## Records supplied
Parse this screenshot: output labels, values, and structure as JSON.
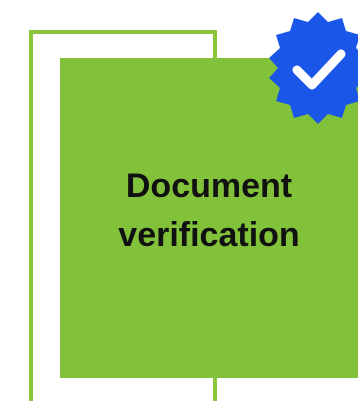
{
  "card": {
    "title_line1": "Document",
    "title_line2": "verification"
  },
  "badge": {
    "icon": "verified-check-icon",
    "color": "#1a56e8",
    "check_color": "#ffffff"
  },
  "colors": {
    "card_green": "#82c23a",
    "frame_green": "#8bc63a",
    "background": "#ffffff",
    "text": "#111111"
  }
}
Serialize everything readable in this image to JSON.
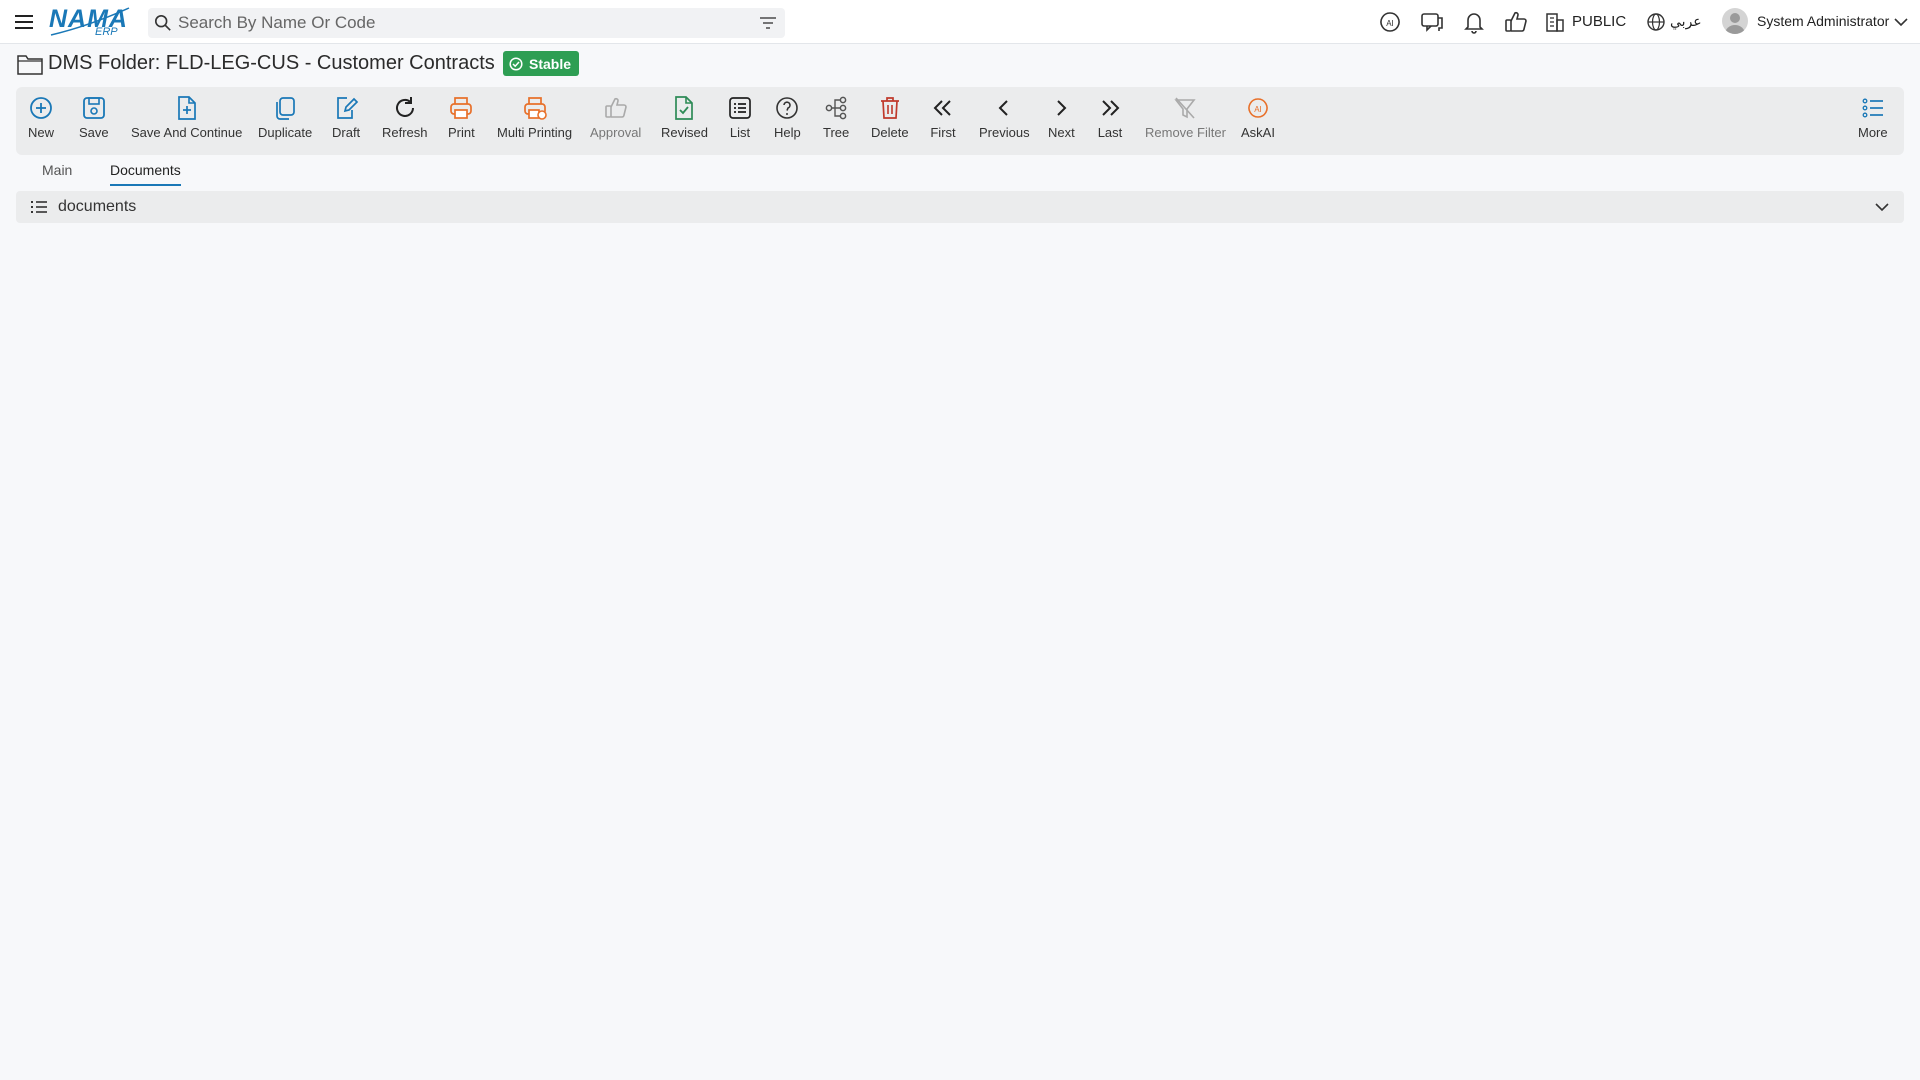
{
  "app": {
    "logo_text": "NAMA",
    "logo_sub": "ERP",
    "menu_icon": "hamburger-icon"
  },
  "search": {
    "placeholder": "Search By Name Or Code",
    "value": "",
    "icon": "search-icon",
    "filter_icon": "filter-icon"
  },
  "topbar": {
    "ai_icon": "ai-chat-icon",
    "chat_icon": "chat-icon",
    "bell_icon": "bell-icon",
    "like_icon": "thumbs-up-icon",
    "branch_label": "PUBLIC",
    "branch_icon": "building-icon",
    "language_label": "عربي",
    "language_icon": "globe-icon",
    "user_name": "System Administrator",
    "user_menu_icon": "chevron-down-icon"
  },
  "header": {
    "title": "DMS Folder: FLD-LEG-CUS - Customer Contracts",
    "status_badge": "Stable",
    "status_color": "#2e9e53"
  },
  "toolbar": {
    "new": "New",
    "save": "Save",
    "save_continue": "Save And Continue",
    "duplicate": "Duplicate",
    "draft": "Draft",
    "refresh": "Refresh",
    "print": "Print",
    "multi_printing": "Multi Printing",
    "approval": "Approval",
    "revised": "Revised",
    "list": "List",
    "help": "Help",
    "tree": "Tree",
    "delete": "Delete",
    "first": "First",
    "previous": "Previous",
    "next": "Next",
    "last": "Last",
    "remove_filter": "Remove Filter",
    "askai": "AskAI",
    "more": "More"
  },
  "tabs": [
    {
      "label": "Main",
      "active": false
    },
    {
      "label": "Documents",
      "active": true
    }
  ],
  "section": {
    "label": "documents",
    "icon": "list-icon",
    "toggle_icon": "chevron-down-icon"
  },
  "colors": {
    "primary": "#1a78b7",
    "orange": "#e8702a",
    "green": "#2e8b57",
    "danger": "#c0392b"
  }
}
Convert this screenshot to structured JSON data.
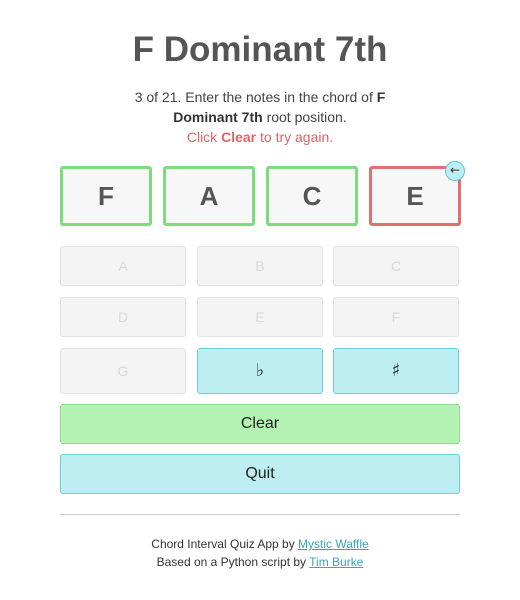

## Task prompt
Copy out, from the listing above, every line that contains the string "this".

## Task result
Parse this screenshot: output labels, values, and structure as JSON.
Serialize everything readable in this image to JSON.
Convert this screenshot to structured JSON data.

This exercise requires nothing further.